Copy, from the data below, each line that has the word "title".

§ **Supplied data**:

......

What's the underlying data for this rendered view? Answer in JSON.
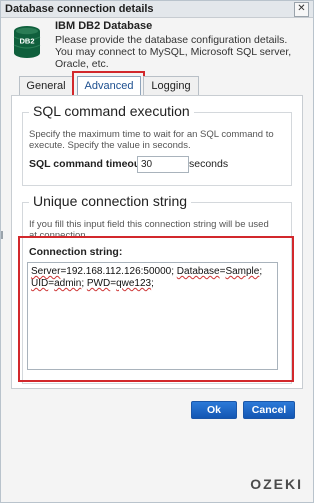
{
  "window": {
    "title": "Database connection details",
    "close_glyph": "✕"
  },
  "header": {
    "icon_name": "db2-database-icon",
    "icon_text": "DB2",
    "title": "IBM DB2 Database",
    "description": "Please provide the database configuration details. You may connect to MySQL, Microsoft SQL server, Oracle, etc."
  },
  "tabs": [
    {
      "label": "General"
    },
    {
      "label": "Advanced",
      "active": true
    },
    {
      "label": "Logging"
    }
  ],
  "sql_section": {
    "title": "SQL command execution",
    "help": "Specify the maximum time to wait for an SQL command to execute. Specify the value in seconds.",
    "timeout_label": "SQL command timeout:",
    "timeout_value": "30",
    "unit": "seconds"
  },
  "conn_section": {
    "title": "Unique connection string",
    "help": "If you fill this input field this connection string will be used at connection.",
    "conn_label": "Connection string:",
    "conn_line1_a": "Server",
    "conn_line1_b": "=192.168.112.126:50000; ",
    "conn_line1_c": "Database",
    "conn_line1_d": "=",
    "conn_line1_e": "Sample",
    "conn_line1_f": ";",
    "conn_line2_a": "UID",
    "conn_line2_b": "=",
    "conn_line2_c": "admin",
    "conn_line2_d": "; ",
    "conn_line2_e": "PWD",
    "conn_line2_f": "=",
    "conn_line2_g": "qwe123",
    "conn_line2_h": ";"
  },
  "buttons": {
    "ok": "Ok",
    "cancel": "Cancel"
  },
  "branding": {
    "logo": "OZEKI"
  },
  "colors": {
    "highlight": "#d2282c",
    "button": "#1f67c6",
    "tab_active_text": "#1d4f8f"
  }
}
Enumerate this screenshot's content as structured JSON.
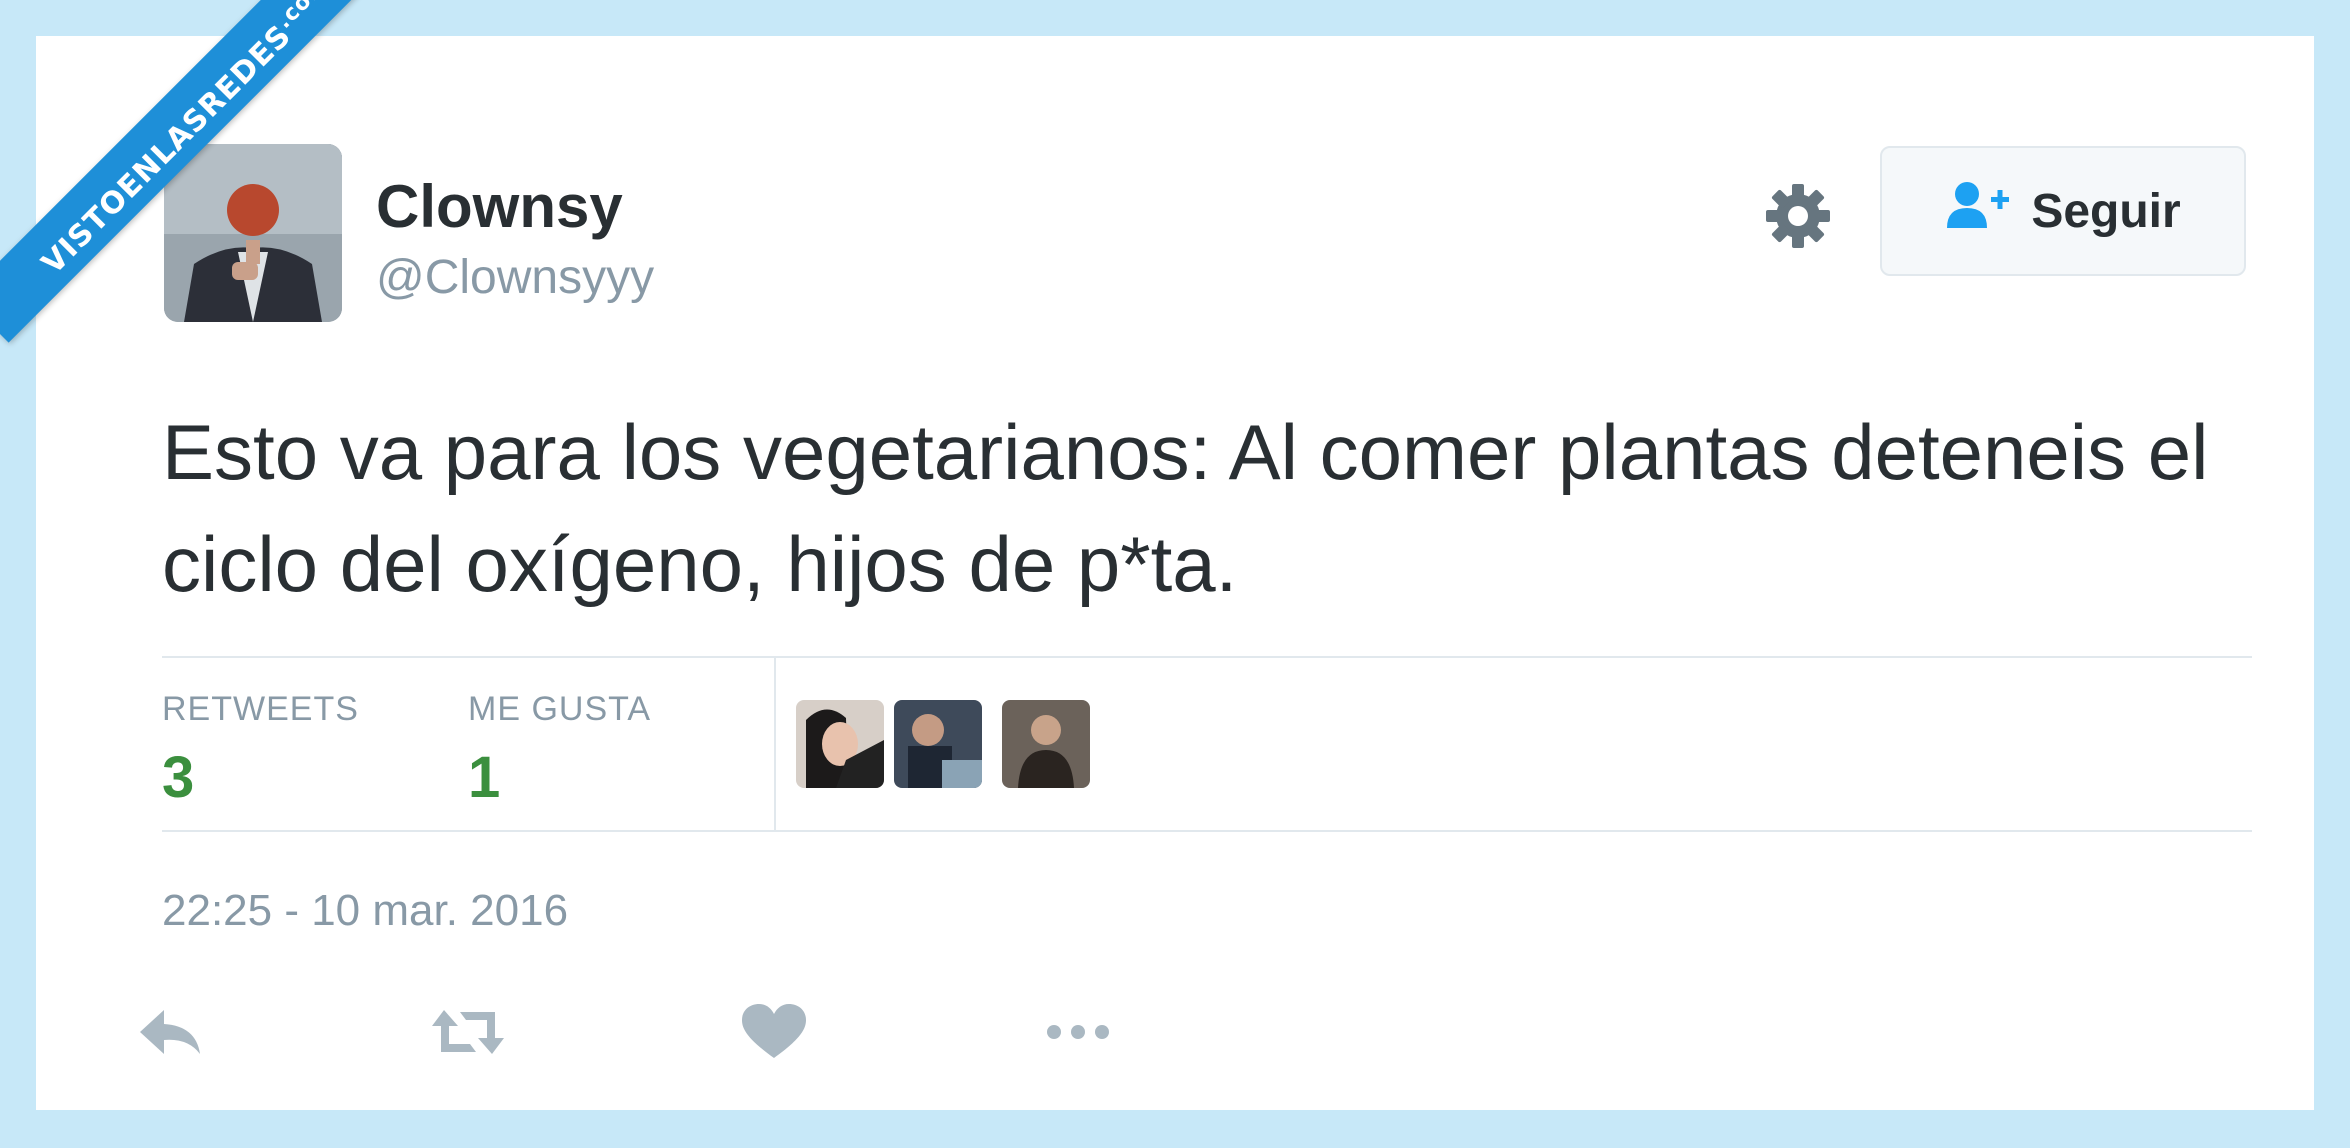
{
  "watermark": {
    "text": "VISTOENLASREDES",
    "suffix": ".com"
  },
  "user": {
    "display_name": "Clownsy",
    "handle": "@Clownsyyy"
  },
  "header": {
    "settings_icon": "gear-icon",
    "follow_label": "Seguir",
    "follow_icon": "follow-user-icon"
  },
  "tweet": {
    "text": "Esto va para los vegetarianos: Al comer plantas deteneis el ciclo del oxígeno, hijos de p*ta.",
    "timestamp": "22:25 - 10 mar. 2016"
  },
  "stats": [
    {
      "label": "RETWEETS",
      "value": "3"
    },
    {
      "label": "ME GUSTA",
      "value": "1"
    }
  ],
  "colors": {
    "accent": "#1da1f2",
    "stat_value": "#3b8f3e",
    "muted": "#8899a6",
    "text": "#292f33",
    "background": "#c7e8f8"
  },
  "actions": [
    "reply-icon",
    "retweet-icon",
    "like-icon",
    "more-icon"
  ]
}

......

§ **Output of the task**:
    "title": "Database connection details",
    "title": "IBM DB2 Database",
    "title": "SQL command execution",
    "title": "Unique connection string",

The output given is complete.